- [Task instructions] When you return the data, keep every line exactly as it is and leave out the pictures.

- [Given information]
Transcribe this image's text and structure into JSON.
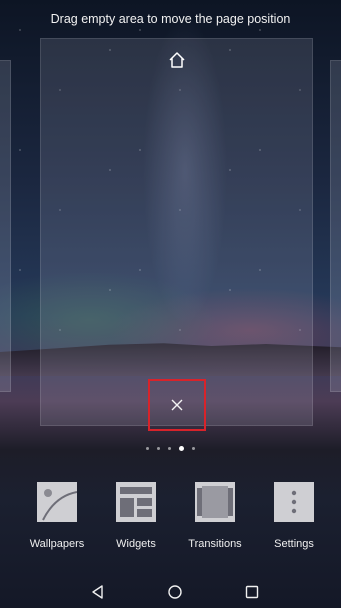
{
  "hint": "Drag empty area to move the page position",
  "page_indicator": {
    "total": 6,
    "active_index": 4
  },
  "options": [
    {
      "label": "Wallpapers",
      "icon": "wallpaper-icon"
    },
    {
      "label": "Widgets",
      "icon": "widgets-icon"
    },
    {
      "label": "Transitions",
      "icon": "transitions-icon"
    },
    {
      "label": "Settings",
      "icon": "settings-icon"
    }
  ],
  "nav": {
    "back": "back-icon",
    "home": "home-nav-icon",
    "recents": "recents-icon"
  },
  "colors": {
    "highlight": "#d8232a"
  }
}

- [Solved problem]
Transcribe this image's text and structure into JSON.
{
  "hint": "Drag empty area to move the page position",
  "page_indicator": {
    "total": 6,
    "active_index": 4
  },
  "options": [
    {
      "label": "Wallpapers",
      "icon": "wallpaper-icon"
    },
    {
      "label": "Widgets",
      "icon": "widgets-icon"
    },
    {
      "label": "Transitions",
      "icon": "transitions-icon"
    },
    {
      "label": "Settings",
      "icon": "settings-icon"
    }
  ],
  "nav": {
    "back": "back-icon",
    "home": "home-nav-icon",
    "recents": "recents-icon"
  },
  "colors": {
    "highlight": "#d8232a"
  }
}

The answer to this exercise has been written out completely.